Stella said...

Kathleen - That is an odd change to have Fortinbras' men kill Claudius. It kind of skews the whole revenge motif. I wonder why they did it.

Rufus - I think it does help that it's written to be performed, but I've seen quite a few movie adaptations that fell flat. But I do agree with you that a novel is much more difficult to translate to the screen, especially I think because you lose a lot of the narration, which is fundamental to the novel's construction.

Paul - I didn't enjoy Adaptation much, though I thought it was very clever. But I think it's mostly because someone hyped it to me as the funniest movie they had seen all year, and I didn't think it was supposed to be funny at all. It was pretty gut-wrenching to watch Charlie self-destruct, and since I wasn't prepared for it, the movie gave me a bad feeling all around. I should probably try to watch it again.

Mike French said...

Paul: Adaptation was an interesting but for me flawed film. Kind of liked it.

Anyway Stella love this post: an interesting topic - I think adaptation works when you embrace the medium you are using. Each medium (Film, book, music, comic etc.) brings something unique with it and so there is always merit in an adaptation between and across any of those.

SO I don't think there has to be something missing from a book that means it adapts well, rather another medium can show us the same story or idea or feeling from another vantage point.

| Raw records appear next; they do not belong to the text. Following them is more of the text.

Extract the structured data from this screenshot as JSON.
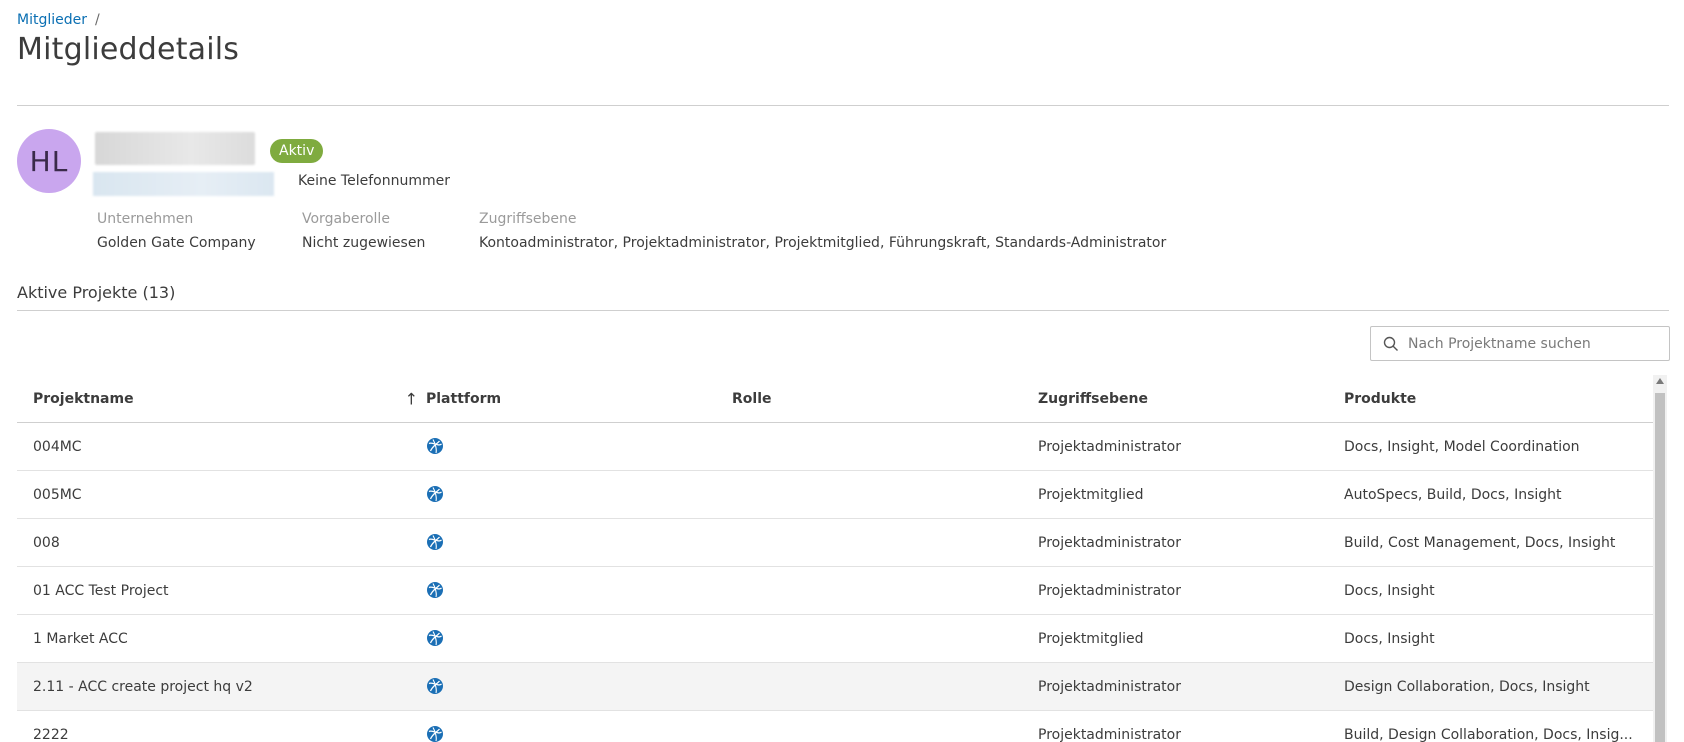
{
  "breadcrumb": {
    "parent": "Mitglieder",
    "separator": "/"
  },
  "page_title": "Mitglieddetails",
  "member": {
    "initials": "HL",
    "status": "Aktiv",
    "phone": "Keine Telefonnummer",
    "company_label": "Unternehmen",
    "company_value": "Golden Gate Company",
    "role_label": "Vorgaberolle",
    "role_value": "Nicht zugewiesen",
    "access_label": "Zugriffsebene",
    "access_value": "Kontoadministrator, Projektadministrator, Projektmitglied, Führungskraft, Standards-Administrator"
  },
  "projects": {
    "title": "Aktive Projekte (13)",
    "search_placeholder": "Nach Projektname suchen",
    "columns": {
      "name": "Projektname",
      "platform": "Plattform",
      "role": "Rolle",
      "access": "Zugriffsebene",
      "products": "Produkte"
    },
    "rows": [
      {
        "name": "004MC",
        "platform_icon": "globe-icon",
        "role": "",
        "access": "Projektadministrator",
        "products": "Docs, Insight, Model Coordination"
      },
      {
        "name": "005MC",
        "platform_icon": "globe-icon",
        "role": "",
        "access": "Projektmitglied",
        "products": "AutoSpecs, Build, Docs, Insight"
      },
      {
        "name": "008",
        "platform_icon": "globe-icon",
        "role": "",
        "access": "Projektadministrator",
        "products": "Build, Cost Management, Docs, Insight"
      },
      {
        "name": "01 ACC Test Project",
        "platform_icon": "globe-icon",
        "role": "",
        "access": "Projektadministrator",
        "products": "Docs, Insight"
      },
      {
        "name": "1 Market ACC",
        "platform_icon": "globe-icon",
        "role": "",
        "access": "Projektmitglied",
        "products": "Docs, Insight"
      },
      {
        "name": "2.11 - ACC create project hq v2",
        "platform_icon": "globe-icon",
        "role": "",
        "access": "Projektadministrator",
        "products": "Design Collaboration, Docs, Insight"
      },
      {
        "name": "2222",
        "platform_icon": "globe-icon",
        "role": "",
        "access": "Projektadministrator",
        "products": "Build, Design Collaboration, Docs, Insig..."
      }
    ]
  },
  "colors": {
    "link": "#0a6fb3",
    "badge": "#7fab3f",
    "avatar": "#c9a6ee",
    "platform": "#1b6fb5"
  }
}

Stella said...

Exactly, Mike. And I think understanding that text is different from film, TV, etc. is the first step in creating a good adaptation. (There are about 99 steps after that, of course, but that first one still counts...)